Task description: Taking the line that contains "Give me the" as the start and the last line of the data as the end, repeat exactly every line in that span, but no pictures.

++++

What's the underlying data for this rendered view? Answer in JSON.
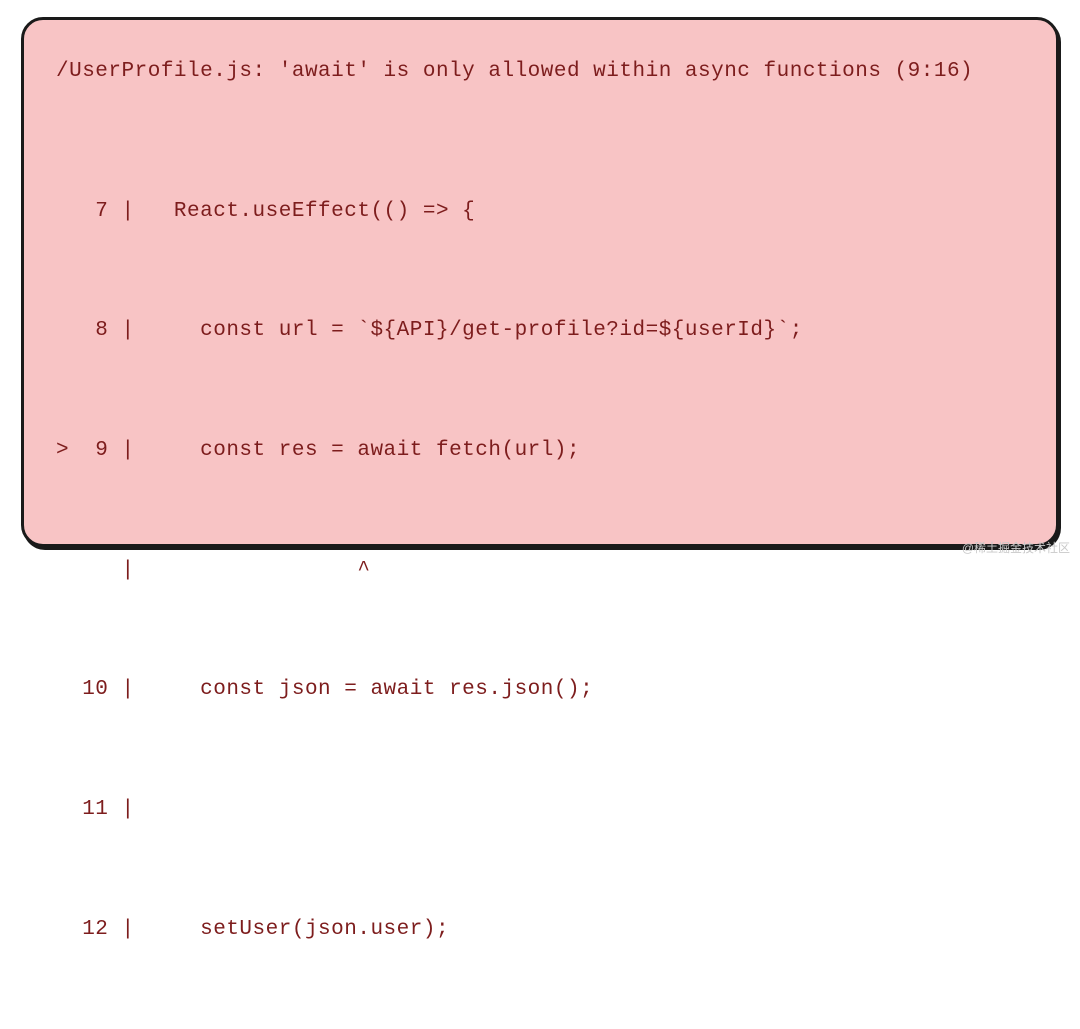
{
  "error": {
    "title": "/UserProfile.js: 'await' is only allowed within async functions (9:16)",
    "lines": [
      {
        "prefix": "   7 | ",
        "code": "  React.useEffect(() => {"
      },
      {
        "prefix": "   8 | ",
        "code": "    const url = `${API}/get-profile?id=${userId}`;"
      },
      {
        "prefix": ">  9 | ",
        "code": "    const res = await fetch(url);"
      },
      {
        "prefix": "     | ",
        "code": "                ^"
      },
      {
        "prefix": "  10 | ",
        "code": "    const json = await res.json();"
      },
      {
        "prefix": "  11 | ",
        "code": ""
      },
      {
        "prefix": "  12 | ",
        "code": "    setUser(json.user);"
      }
    ]
  },
  "watermark": "@稀土掘金技术社区"
}
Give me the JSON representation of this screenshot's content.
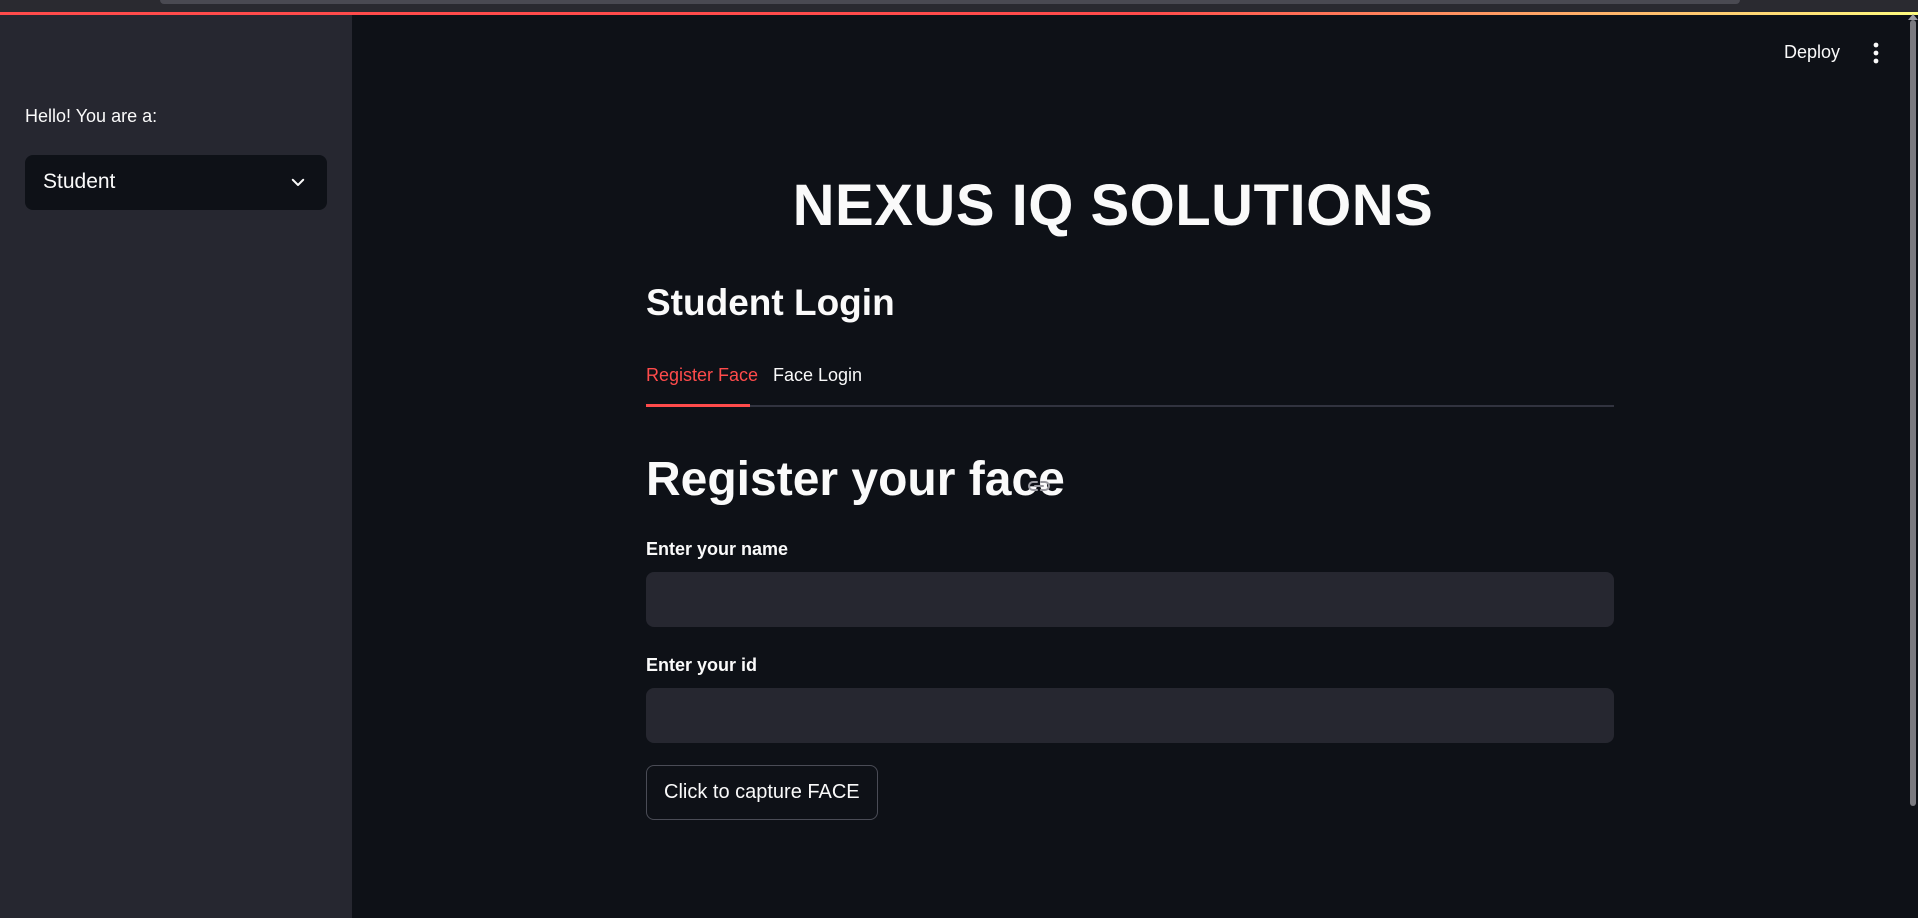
{
  "sidebar": {
    "label": "Hello! You are a:",
    "select": {
      "selected": "Student"
    }
  },
  "header": {
    "deploy_label": "Deploy",
    "menu_icon": "more-vertical-icon"
  },
  "main": {
    "title": "NEXUS IQ SOLUTIONS",
    "subtitle": "Student Login",
    "tabs": [
      {
        "label": "Register Face",
        "active": true
      },
      {
        "label": "Face Login",
        "active": false
      }
    ],
    "section": {
      "heading": "Register your face",
      "anchor_icon": "link-icon",
      "fields": [
        {
          "label": "Enter your name",
          "value": ""
        },
        {
          "label": "Enter your id",
          "value": ""
        }
      ],
      "button_label": "Click to capture FACE"
    }
  },
  "colors": {
    "accent": "#ff4b4b",
    "background": "#0e1117",
    "sidebar": "#262730",
    "text": "#fafafa"
  }
}
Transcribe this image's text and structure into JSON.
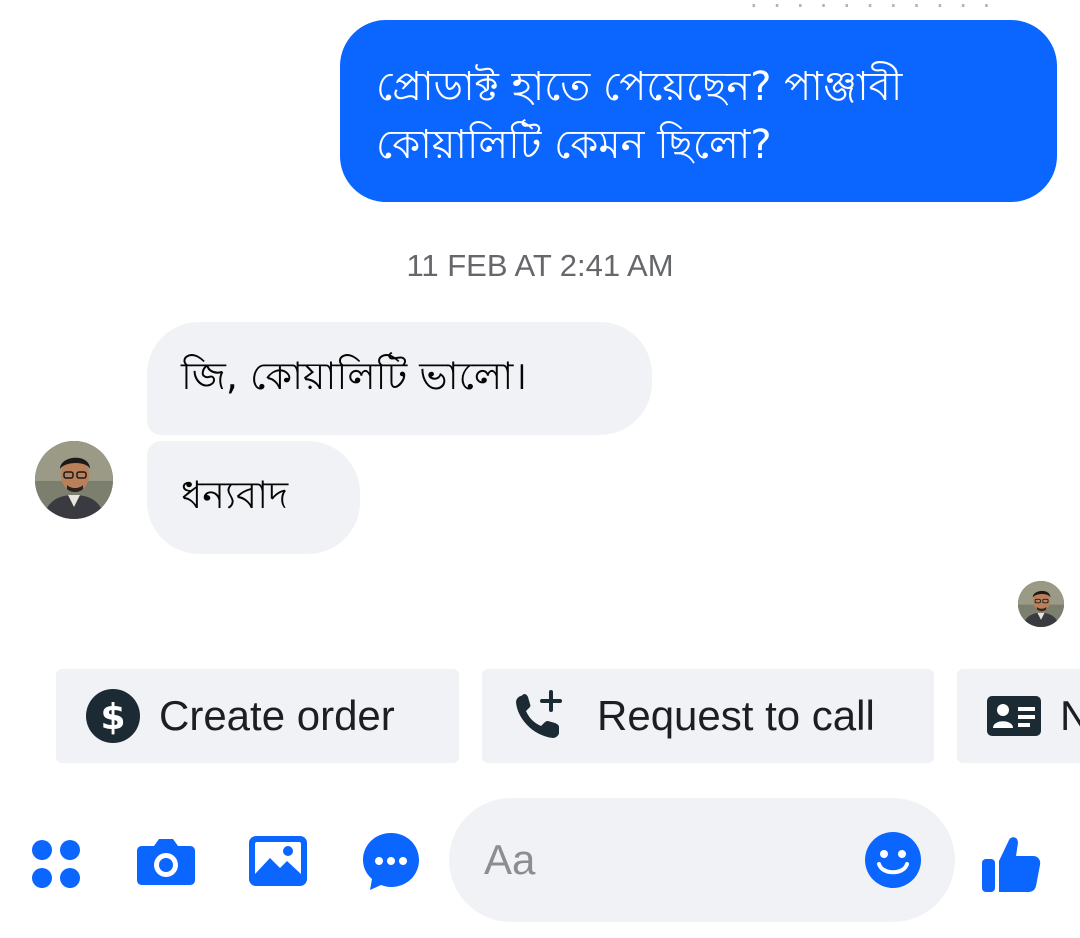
{
  "colors": {
    "accent": "#0a66ff",
    "incoming_bubble": "#f0f2f5",
    "timestamp": "#65676b"
  },
  "thread": {
    "top_cutoff_text": "· · · · · · · · · · ·",
    "outgoing_message": "প্রোডাক্ট হাতে পেয়েছেন?  পাঞ্জাবী কোয়ালিটি কেমন ছিলো?",
    "timestamp": "11 FEB AT 2:41 AM",
    "incoming_messages": [
      {
        "text": "জি, কোয়ালিটি ভালো।"
      },
      {
        "text": "ধন্যবাদ"
      }
    ],
    "sender_avatar": "profile-photo",
    "seen_avatar": "seen-receipt-avatar"
  },
  "quick_actions": [
    {
      "label": "Create order",
      "icon": "dollar-circle-icon"
    },
    {
      "label": "Request to call",
      "icon": "phone-plus-icon"
    },
    {
      "label": "N",
      "icon": "contact-card-icon"
    }
  ],
  "composer": {
    "placeholder": "Aa",
    "tools": [
      "apps-grid-icon",
      "camera-icon",
      "gallery-icon",
      "chat-bubble-icon"
    ],
    "emoji_icon": "smiley-icon",
    "send_icon": "thumbs-up-icon"
  }
}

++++

Answer to the exercise:
Give me the JSON representation of this screenshot's content.
{
  "sidebar": {
    "label": "Hello! You are a:",
    "select": {
      "selected": "Student"
    }
  },
  "header": {
    "deploy_label": "Deploy",
    "menu_icon": "more-vertical-icon"
  },
  "main": {
    "title": "NEXUS IQ SOLUTIONS",
    "subtitle": "Student Login",
    "tabs": [
      {
        "label": "Register Face",
        "active": true
      },
      {
        "label": "Face Login",
        "active": false
      }
    ],
    "section": {
      "heading": "Register your face",
      "anchor_icon": "link-icon",
      "fields": [
        {
          "label": "Enter your name",
          "value": ""
        },
        {
          "label": "Enter your id",
          "value": ""
        }
      ],
      "button_label": "Click to capture FACE"
    }
  },
  "colors": {
    "accent": "#ff4b4b",
    "background": "#0e1117",
    "sidebar": "#262730",
    "text": "#fafafa"
  }
}
Transcribe this image's text and structure into JSON.
{
  "colors": {
    "accent": "#0a66ff",
    "incoming_bubble": "#f0f2f5",
    "timestamp": "#65676b"
  },
  "thread": {
    "top_cutoff_text": "· · · · · · · · · · ·",
    "outgoing_message": "প্রোডাক্ট হাতে পেয়েছেন?  পাঞ্জাবী কোয়ালিটি কেমন ছিলো?",
    "timestamp": "11 FEB AT 2:41 AM",
    "incoming_messages": [
      {
        "text": "জি, কোয়ালিটি ভালো।"
      },
      {
        "text": "ধন্যবাদ"
      }
    ],
    "sender_avatar": "profile-photo",
    "seen_avatar": "seen-receipt-avatar"
  },
  "quick_actions": [
    {
      "label": "Create order",
      "icon": "dollar-circle-icon"
    },
    {
      "label": "Request to call",
      "icon": "phone-plus-icon"
    },
    {
      "label": "N",
      "icon": "contact-card-icon"
    }
  ],
  "composer": {
    "placeholder": "Aa",
    "tools": [
      "apps-grid-icon",
      "camera-icon",
      "gallery-icon",
      "chat-bubble-icon"
    ],
    "emoji_icon": "smiley-icon",
    "send_icon": "thumbs-up-icon"
  }
}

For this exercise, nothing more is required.